A lot of people try to short-circuit the process by jumping around, zigging and zagging through life. They’re too impatient, too unfocused, or too willing to follow the next shiny new idea that comes along. Tapping into the great power of incremental improvement takes patience, persistence, and faith. The payoff is well more than worth it.”
While reading John’s book, I began reflecting on my life, my wife’s life, and the lives of those who have life’s winds blowing at their backs. I realized there was one common thread woven through all these lives: they are lived by humble people who are trying to get better every day.
How to start getting all the breaks?
No matter what you’re going through or how bad things have been, today can mark the beginning of a new chapter in your life.
You don’t need to know where you are going or what your life will look like 10 years from now. All you need to do is commit to getting better every day.
Here’s who John Addison said gets the breaks:
“The shaping events in your life, those moments that in hindsight prove to be crucial turning points, are often events that just seem to happen, out of the blue, the chance confluence of unpredictable circumstances. But the truth is, they don’t ‘just happen.’ Most times, they happen because you’re taking action in the direction of your why. You may not be able to plan the results, but that’s okay: If you keep moving forward, focusing on incremental improvement, you’ll put yourself in their path.
This is one of the most deceptively simple leadership secrets there is: keep moving forward. People won’t follow you if you’re sitting in the corner sucking your thumb and talking about how bad things are. They’ll only follow you if you’re going somewhere.”
The process begins with our decisions.
While there will always be exceptions, in large part, our lives are a reflection of our decisions. My mentor, Jim Rohn, said, “Success comes from a series of good decisions made over time, while failure comes from a series of poor decisions made over time.”
If we want to improve our lives, we must improve our decisions. It’s really that simple.
Every day, we make hundreds of little decisions, each influencing one or more areas of our lives. The good news is you know the right answer to 99% of those decisions. The bad news is most of them don’t bring immediate pleasure or rewards.
When you start making decisions to eat the foods you should and avoid those you shouldn’t, you will become healthier.
When you start exercising regularly because you know you should, you will have more energy, lose weight, and feel better about yourself.
When you start bringing more value to your place of work than you are being paid, new doors of opportunity will open.
When you start doing the little things to be a better spouse, your marriage will grow.
When you start focusing on the ways you can become a better parent, your relationship with your children will blossom.
When you start becoming a more responsible person, people’s respect for you will grow.
While I can’t guarantee many things, I can guarantee you this: if you focus on getting better EVERY day, life’s winds will begin blowing at your back.
Like everyone, you will face rough seas as you navigate through life, but if you build your life on a foundation of humility, character, and personal growth, you will survive life’s storms as a stronger person.
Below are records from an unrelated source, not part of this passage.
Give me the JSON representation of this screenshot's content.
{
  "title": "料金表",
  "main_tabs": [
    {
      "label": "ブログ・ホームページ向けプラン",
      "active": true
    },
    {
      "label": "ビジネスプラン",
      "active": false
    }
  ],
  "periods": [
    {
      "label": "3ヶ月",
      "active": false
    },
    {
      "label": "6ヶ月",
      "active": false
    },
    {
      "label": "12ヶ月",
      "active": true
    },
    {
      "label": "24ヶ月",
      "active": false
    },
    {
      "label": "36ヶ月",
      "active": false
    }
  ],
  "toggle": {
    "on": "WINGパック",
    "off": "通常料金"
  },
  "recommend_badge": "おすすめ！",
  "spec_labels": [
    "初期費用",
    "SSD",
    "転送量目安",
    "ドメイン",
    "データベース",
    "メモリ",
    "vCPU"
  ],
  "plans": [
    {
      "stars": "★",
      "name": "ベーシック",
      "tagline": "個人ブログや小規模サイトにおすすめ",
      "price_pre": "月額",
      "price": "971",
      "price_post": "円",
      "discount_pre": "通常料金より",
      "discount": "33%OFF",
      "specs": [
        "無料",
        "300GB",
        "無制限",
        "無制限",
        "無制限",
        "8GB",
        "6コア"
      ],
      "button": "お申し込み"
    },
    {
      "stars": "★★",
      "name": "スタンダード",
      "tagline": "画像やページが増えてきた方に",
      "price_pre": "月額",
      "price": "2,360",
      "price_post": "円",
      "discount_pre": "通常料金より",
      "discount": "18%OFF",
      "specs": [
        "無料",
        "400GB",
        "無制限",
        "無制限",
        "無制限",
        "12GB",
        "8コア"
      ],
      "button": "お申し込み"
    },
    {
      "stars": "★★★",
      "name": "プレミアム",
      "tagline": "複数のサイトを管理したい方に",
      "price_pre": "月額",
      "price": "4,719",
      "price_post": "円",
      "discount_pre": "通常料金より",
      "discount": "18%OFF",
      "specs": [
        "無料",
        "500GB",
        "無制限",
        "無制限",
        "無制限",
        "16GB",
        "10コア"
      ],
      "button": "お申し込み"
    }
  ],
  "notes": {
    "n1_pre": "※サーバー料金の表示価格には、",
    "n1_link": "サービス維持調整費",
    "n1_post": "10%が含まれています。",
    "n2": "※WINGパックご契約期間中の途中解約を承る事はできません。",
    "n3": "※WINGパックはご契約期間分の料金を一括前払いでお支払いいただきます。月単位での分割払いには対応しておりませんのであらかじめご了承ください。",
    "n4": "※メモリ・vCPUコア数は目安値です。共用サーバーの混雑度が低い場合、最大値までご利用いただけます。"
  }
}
Let me challenge you to start being intentional about doing the little things each day that you know you should do, especially those you don’t want to do.
Each time you do something you would not have done previously, pat yourself on the back. Don’t look to others to congratulate you on your good decisions; instead, congratulate yourself. It’s your life!
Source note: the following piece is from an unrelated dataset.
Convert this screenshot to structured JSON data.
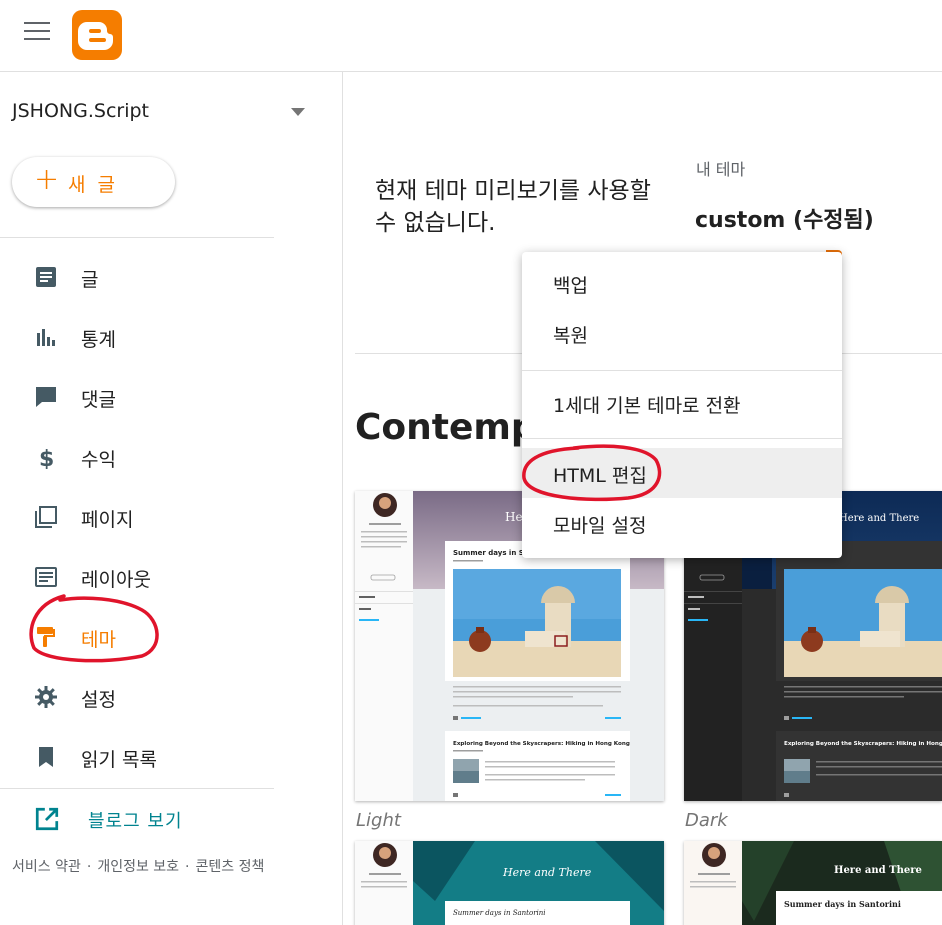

As you continue to push yourself each day to get better, your self-confidence will begin to grow. As you start feeling better about the person you are becoming, you will be even more motivated to continue growing and getting better.
Life’s greatest rewards don’t go to those who are lucky. They go to those who have paid the price over many years.